Wash your pet with soapy water (this might prove a little difficult for cats). Wash the neck first. This way, fleas don’t jump up to the head during the bath. Keep lathering your pet for up to 15 minutes to ensure that all the fleas have been killed. Rinse your pet under lukewarm water for several minutes, making sure to cleanse all the soap from its skin.
Comb your pet daily with a flea comb and dispose of any fleas you find in soapy water. Alternatively, you can use a lint roller to pat your animal down. This method works best on short haired animals.
Please note: You may want to take your pet to the vet before giving the animal a bath or using an insecticide shampoo to ensure the pet’s safety. Some pet supply stores will bathe your animal for a small fee.
Take caution when applying flea treatment to yourself and your pet. Only use treatments for the animal they are meant for. Cats and dogs may require different treatments.
Prevention is always better than cure, so here are a few tips to control any future infestations.
Restrict pets to areas that are easily cleaned or changeable.
Fleas love carpet fibres so be sure to vacuum as often as you can. Dispose of vacuum bags immediately after use.
Lay towels anywhere that your pet is likely to sit, and wash them all every week until the fleas are gone, and every so often after that.
Comb your pets daily with a flea comb and record you find so you can identify any surges in the flea population. Use soapy water to kill them.
Spread salt over the surface of your carpet. The salt crystal will attaches itself to the flea, drying it out. After 2-3 days, vacuum the salted area very thoroughly, making sure to pick all the salt and flea carcasses from the carpet. Repeat the process.
Make your own herbal flea bath. Take two cups fresh rosemary leaves and add them to two pints of water. Boil for approximately thirty minutes. Strain the liquid, discard the leaves and mix it with up to a gallon of warm water. Pour this over your pet. Do not rinse off, but allow your pet to air dry or dab them lightly with a towel or tissue paper.
Always check with your vet for potential allergens. Please do not use tea tree oil, cedar oil and citrus oil on cats. It could be potentially fatal.
When using any chemicals, follow the instructions carefully.

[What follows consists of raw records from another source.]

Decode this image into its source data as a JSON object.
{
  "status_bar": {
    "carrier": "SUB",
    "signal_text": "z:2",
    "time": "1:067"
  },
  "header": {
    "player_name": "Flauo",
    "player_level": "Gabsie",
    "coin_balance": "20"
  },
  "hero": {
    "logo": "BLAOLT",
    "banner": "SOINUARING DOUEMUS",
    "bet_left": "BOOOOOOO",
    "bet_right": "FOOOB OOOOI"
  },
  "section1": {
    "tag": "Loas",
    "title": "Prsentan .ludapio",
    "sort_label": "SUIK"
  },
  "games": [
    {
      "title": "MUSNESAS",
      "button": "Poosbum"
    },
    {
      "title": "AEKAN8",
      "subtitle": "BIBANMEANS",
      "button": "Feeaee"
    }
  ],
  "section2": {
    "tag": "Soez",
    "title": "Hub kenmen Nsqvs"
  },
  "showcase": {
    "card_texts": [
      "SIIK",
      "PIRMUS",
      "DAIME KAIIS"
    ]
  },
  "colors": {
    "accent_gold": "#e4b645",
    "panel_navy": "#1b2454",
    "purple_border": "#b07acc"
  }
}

Make sure you wash your hands before and after eating and using chemicals, especially children.
We hope this how to get rid of fleas article will help to control your flea infestation.